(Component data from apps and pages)

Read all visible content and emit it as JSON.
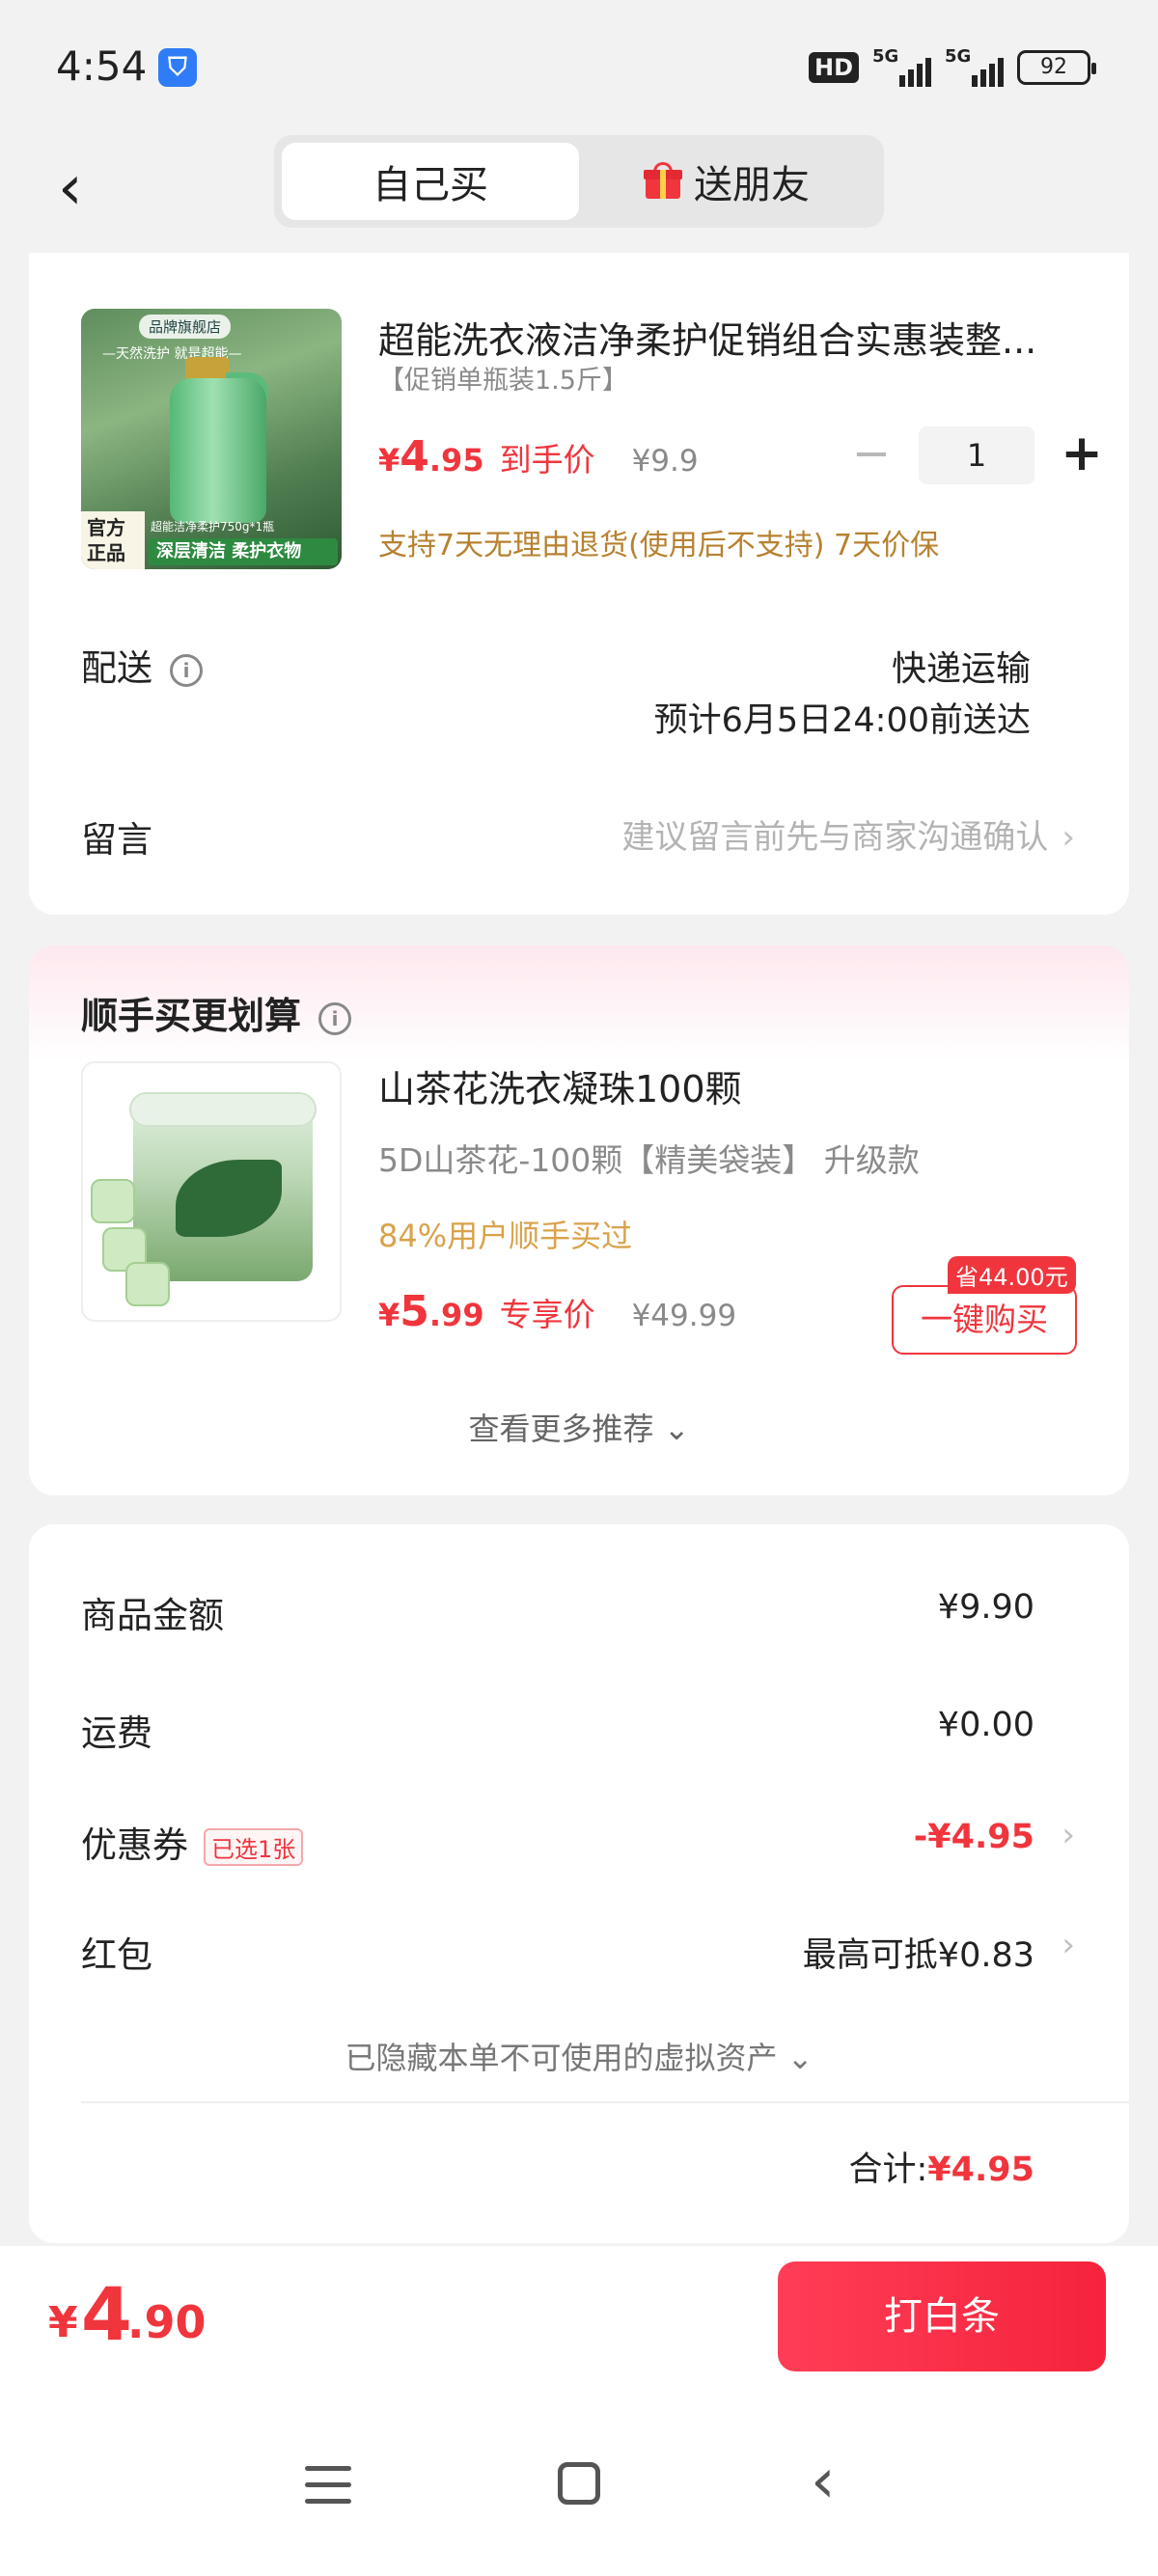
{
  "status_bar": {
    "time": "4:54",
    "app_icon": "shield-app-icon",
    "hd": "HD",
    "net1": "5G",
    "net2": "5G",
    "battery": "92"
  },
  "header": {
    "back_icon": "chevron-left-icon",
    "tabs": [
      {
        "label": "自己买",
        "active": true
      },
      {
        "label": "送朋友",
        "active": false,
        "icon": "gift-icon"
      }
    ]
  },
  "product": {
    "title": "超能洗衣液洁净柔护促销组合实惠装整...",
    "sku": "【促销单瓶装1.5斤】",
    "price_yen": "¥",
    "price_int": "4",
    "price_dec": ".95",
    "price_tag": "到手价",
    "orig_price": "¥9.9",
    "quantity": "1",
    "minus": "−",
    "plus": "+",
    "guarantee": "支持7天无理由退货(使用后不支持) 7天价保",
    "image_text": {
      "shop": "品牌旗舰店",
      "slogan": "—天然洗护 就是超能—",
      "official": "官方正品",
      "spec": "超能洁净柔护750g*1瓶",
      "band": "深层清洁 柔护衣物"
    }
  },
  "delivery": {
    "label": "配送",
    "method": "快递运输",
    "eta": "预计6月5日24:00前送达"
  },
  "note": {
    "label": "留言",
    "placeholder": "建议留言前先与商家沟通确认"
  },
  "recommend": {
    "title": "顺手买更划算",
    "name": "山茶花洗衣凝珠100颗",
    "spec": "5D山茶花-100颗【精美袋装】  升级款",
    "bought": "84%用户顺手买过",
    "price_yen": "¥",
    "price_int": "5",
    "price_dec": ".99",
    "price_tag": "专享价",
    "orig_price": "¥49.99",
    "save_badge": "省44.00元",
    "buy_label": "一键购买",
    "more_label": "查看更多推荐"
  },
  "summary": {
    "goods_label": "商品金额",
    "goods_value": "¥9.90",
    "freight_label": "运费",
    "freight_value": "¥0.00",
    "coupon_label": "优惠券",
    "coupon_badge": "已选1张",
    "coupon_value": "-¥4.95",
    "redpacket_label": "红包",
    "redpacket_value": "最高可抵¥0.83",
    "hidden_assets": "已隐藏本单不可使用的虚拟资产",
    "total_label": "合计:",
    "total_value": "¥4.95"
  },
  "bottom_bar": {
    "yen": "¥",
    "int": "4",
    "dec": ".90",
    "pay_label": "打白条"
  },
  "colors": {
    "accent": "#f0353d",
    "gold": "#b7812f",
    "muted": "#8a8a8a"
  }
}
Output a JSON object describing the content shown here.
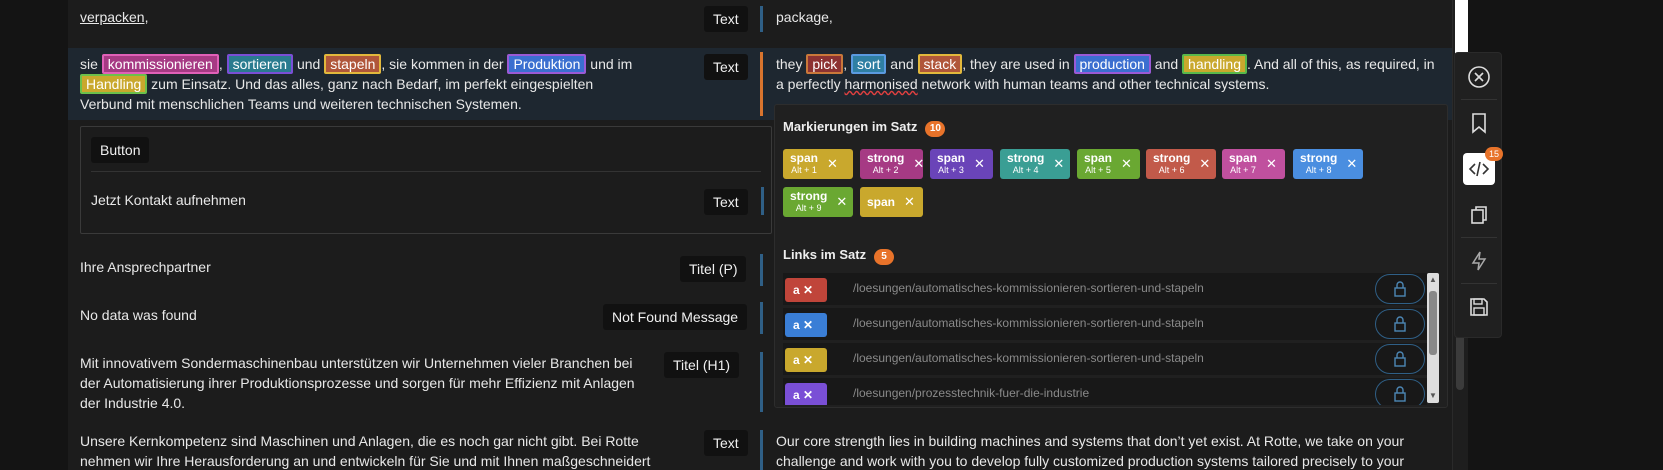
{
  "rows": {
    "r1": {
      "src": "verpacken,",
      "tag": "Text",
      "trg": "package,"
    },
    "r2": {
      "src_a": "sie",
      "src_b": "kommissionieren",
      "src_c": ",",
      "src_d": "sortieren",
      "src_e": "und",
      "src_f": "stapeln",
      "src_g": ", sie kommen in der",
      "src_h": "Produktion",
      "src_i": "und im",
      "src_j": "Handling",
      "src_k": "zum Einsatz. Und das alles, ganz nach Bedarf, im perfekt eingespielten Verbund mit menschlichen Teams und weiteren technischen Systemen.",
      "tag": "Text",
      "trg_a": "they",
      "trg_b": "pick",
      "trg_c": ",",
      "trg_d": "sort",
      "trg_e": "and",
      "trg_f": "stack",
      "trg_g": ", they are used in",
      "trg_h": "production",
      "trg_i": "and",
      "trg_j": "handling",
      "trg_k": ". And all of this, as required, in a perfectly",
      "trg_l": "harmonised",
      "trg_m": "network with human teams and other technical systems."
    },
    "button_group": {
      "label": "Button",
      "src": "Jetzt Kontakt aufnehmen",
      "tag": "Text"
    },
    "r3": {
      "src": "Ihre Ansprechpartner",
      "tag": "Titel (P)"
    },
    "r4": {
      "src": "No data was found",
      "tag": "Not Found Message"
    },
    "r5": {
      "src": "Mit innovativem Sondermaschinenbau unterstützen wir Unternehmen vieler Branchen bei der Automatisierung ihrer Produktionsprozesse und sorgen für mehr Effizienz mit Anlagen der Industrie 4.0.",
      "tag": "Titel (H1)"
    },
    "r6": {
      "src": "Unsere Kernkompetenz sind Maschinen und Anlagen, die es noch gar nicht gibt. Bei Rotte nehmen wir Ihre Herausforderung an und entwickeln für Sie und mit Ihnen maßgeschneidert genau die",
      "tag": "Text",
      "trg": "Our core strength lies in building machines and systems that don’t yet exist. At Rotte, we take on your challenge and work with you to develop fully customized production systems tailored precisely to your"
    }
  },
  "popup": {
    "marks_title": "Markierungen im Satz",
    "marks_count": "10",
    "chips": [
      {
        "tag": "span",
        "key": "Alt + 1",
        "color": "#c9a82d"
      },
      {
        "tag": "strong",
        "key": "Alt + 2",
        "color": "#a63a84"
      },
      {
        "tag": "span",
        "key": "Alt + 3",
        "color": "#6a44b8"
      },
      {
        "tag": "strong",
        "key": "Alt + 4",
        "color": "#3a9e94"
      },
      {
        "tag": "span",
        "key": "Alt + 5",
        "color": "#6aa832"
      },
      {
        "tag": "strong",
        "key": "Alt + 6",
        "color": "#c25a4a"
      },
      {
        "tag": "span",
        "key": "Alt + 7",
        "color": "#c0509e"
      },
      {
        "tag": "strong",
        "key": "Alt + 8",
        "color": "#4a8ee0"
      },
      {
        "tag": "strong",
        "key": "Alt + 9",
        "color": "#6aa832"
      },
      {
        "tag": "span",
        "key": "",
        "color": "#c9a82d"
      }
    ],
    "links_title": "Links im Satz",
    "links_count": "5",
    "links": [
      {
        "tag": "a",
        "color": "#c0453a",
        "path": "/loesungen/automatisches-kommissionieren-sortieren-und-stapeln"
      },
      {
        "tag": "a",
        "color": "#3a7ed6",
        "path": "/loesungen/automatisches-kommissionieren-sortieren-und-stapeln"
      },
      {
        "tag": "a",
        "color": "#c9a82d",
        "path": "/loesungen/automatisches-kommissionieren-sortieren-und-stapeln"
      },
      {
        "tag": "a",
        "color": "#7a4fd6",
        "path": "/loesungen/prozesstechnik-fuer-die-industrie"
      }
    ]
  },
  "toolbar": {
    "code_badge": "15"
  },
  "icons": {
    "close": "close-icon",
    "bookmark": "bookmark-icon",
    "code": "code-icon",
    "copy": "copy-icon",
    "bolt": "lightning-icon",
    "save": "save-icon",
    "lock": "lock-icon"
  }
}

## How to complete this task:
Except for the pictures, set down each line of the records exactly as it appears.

## The completed task:
Read all visible content and emit it as JSON.
{
  "status_bar": {
    "time": "4:54",
    "app_icon": "shield-app-icon",
    "hd": "HD",
    "net1": "5G",
    "net2": "5G",
    "battery": "92"
  },
  "header": {
    "back_icon": "chevron-left-icon",
    "tabs": [
      {
        "label": "自己买",
        "active": true
      },
      {
        "label": "送朋友",
        "active": false,
        "icon": "gift-icon"
      }
    ]
  },
  "product": {
    "title": "超能洗衣液洁净柔护促销组合实惠装整...",
    "sku": "【促销单瓶装1.5斤】",
    "price_yen": "¥",
    "price_int": "4",
    "price_dec": ".95",
    "price_tag": "到手价",
    "orig_price": "¥9.9",
    "quantity": "1",
    "minus": "−",
    "plus": "+",
    "guarantee": "支持7天无理由退货(使用后不支持) 7天价保",
    "image_text": {
      "shop": "品牌旗舰店",
      "slogan": "—天然洗护 就是超能—",
      "official": "官方正品",
      "spec": "超能洁净柔护750g*1瓶",
      "band": "深层清洁 柔护衣物"
    }
  },
  "delivery": {
    "label": "配送",
    "method": "快递运输",
    "eta": "预计6月5日24:00前送达"
  },
  "note": {
    "label": "留言",
    "placeholder": "建议留言前先与商家沟通确认"
  },
  "recommend": {
    "title": "顺手买更划算",
    "name": "山茶花洗衣凝珠100颗",
    "spec": "5D山茶花-100颗【精美袋装】  升级款",
    "bought": "84%用户顺手买过",
    "price_yen": "¥",
    "price_int": "5",
    "price_dec": ".99",
    "price_tag": "专享价",
    "orig_price": "¥49.99",
    "save_badge": "省44.00元",
    "buy_label": "一键购买",
    "more_label": "查看更多推荐"
  },
  "summary": {
    "goods_label": "商品金额",
    "goods_value": "¥9.90",
    "freight_label": "运费",
    "freight_value": "¥0.00",
    "coupon_label": "优惠券",
    "coupon_badge": "已选1张",
    "coupon_value": "-¥4.95",
    "redpacket_label": "红包",
    "redpacket_value": "最高可抵¥0.83",
    "hidden_assets": "已隐藏本单不可使用的虚拟资产",
    "total_label": "合计:",
    "total_value": "¥4.95"
  },
  "bottom_bar": {
    "yen": "¥",
    "int": "4",
    "dec": ".90",
    "pay_label": "打白条"
  },
  "colors": {
    "accent": "#f0353d",
    "gold": "#b7812f",
    "muted": "#8a8a8a"
  }
}
Output a JSON object describing the content shown here.
{
  "rows": {
    "r1": {
      "src": "verpacken,",
      "tag": "Text",
      "trg": "package,"
    },
    "r2": {
      "src_a": "sie",
      "src_b": "kommissionieren",
      "src_c": ",",
      "src_d": "sortieren",
      "src_e": "und",
      "src_f": "stapeln",
      "src_g": ", sie kommen in der",
      "src_h": "Produktion",
      "src_i": "und im",
      "src_j": "Handling",
      "src_k": "zum Einsatz. Und das alles, ganz nach Bedarf, im perfekt eingespielten Verbund mit menschlichen Teams und weiteren technischen Systemen.",
      "tag": "Text",
      "trg_a": "they",
      "trg_b": "pick",
      "trg_c": ",",
      "trg_d": "sort",
      "trg_e": "and",
      "trg_f": "stack",
      "trg_g": ", they are used in",
      "trg_h": "production",
      "trg_i": "and",
      "trg_j": "handling",
      "trg_k": ". And all of this, as required, in a perfectly",
      "trg_l": "harmonised",
      "trg_m": "network with human teams and other technical systems."
    },
    "button_group": {
      "label": "Button",
      "src": "Jetzt Kontakt aufnehmen",
      "tag": "Text"
    },
    "r3": {
      "src": "Ihre Ansprechpartner",
      "tag": "Titel (P)"
    },
    "r4": {
      "src": "No data was found",
      "tag": "Not Found Message"
    },
    "r5": {
      "src": "Mit innovativem Sondermaschinenbau unterstützen wir Unternehmen vieler Branchen bei der Automatisierung ihrer Produktionsprozesse und sorgen für mehr Effizienz mit Anlagen der Industrie 4.0.",
      "tag": "Titel (H1)"
    },
    "r6": {
      "src": "Unsere Kernkompetenz sind Maschinen und Anlagen, die es noch gar nicht gibt. Bei Rotte nehmen wir Ihre Herausforderung an und entwickeln für Sie und mit Ihnen maßgeschneidert genau die",
      "tag": "Text",
      "trg": "Our core strength lies in building machines and systems that don’t yet exist. At Rotte, we take on your challenge and work with you to develop fully customized production systems tailored precisely to your"
    }
  },
  "popup": {
    "marks_title": "Markierungen im Satz",
    "marks_count": "10",
    "chips": [
      {
        "tag": "span",
        "key": "Alt + 1",
        "color": "#c9a82d"
      },
      {
        "tag": "strong",
        "key": "Alt + 2",
        "color": "#a63a84"
      },
      {
        "tag": "span",
        "key": "Alt + 3",
        "color": "#6a44b8"
      },
      {
        "tag": "strong",
        "key": "Alt + 4",
        "color": "#3a9e94"
      },
      {
        "tag": "span",
        "key": "Alt + 5",
        "color": "#6aa832"
      },
      {
        "tag": "strong",
        "key": "Alt + 6",
        "color": "#c25a4a"
      },
      {
        "tag": "span",
        "key": "Alt + 7",
        "color": "#c0509e"
      },
      {
        "tag": "strong",
        "key": "Alt + 8",
        "color": "#4a8ee0"
      },
      {
        "tag": "strong",
        "key": "Alt + 9",
        "color": "#6aa832"
      },
      {
        "tag": "span",
        "key": "",
        "color": "#c9a82d"
      }
    ],
    "links_title": "Links im Satz",
    "links_count": "5",
    "links": [
      {
        "tag": "a",
        "color": "#c0453a",
        "path": "/loesungen/automatisches-kommissionieren-sortieren-und-stapeln"
      },
      {
        "tag": "a",
        "color": "#3a7ed6",
        "path": "/loesungen/automatisches-kommissionieren-sortieren-und-stapeln"
      },
      {
        "tag": "a",
        "color": "#c9a82d",
        "path": "/loesungen/automatisches-kommissionieren-sortieren-und-stapeln"
      },
      {
        "tag": "a",
        "color": "#7a4fd6",
        "path": "/loesungen/prozesstechnik-fuer-die-industrie"
      }
    ]
  },
  "toolbar": {
    "code_badge": "15"
  },
  "icons": {
    "close": "close-icon",
    "bookmark": "bookmark-icon",
    "code": "code-icon",
    "copy": "copy-icon",
    "bolt": "lightning-icon",
    "save": "save-icon",
    "lock": "lock-icon"
  }
}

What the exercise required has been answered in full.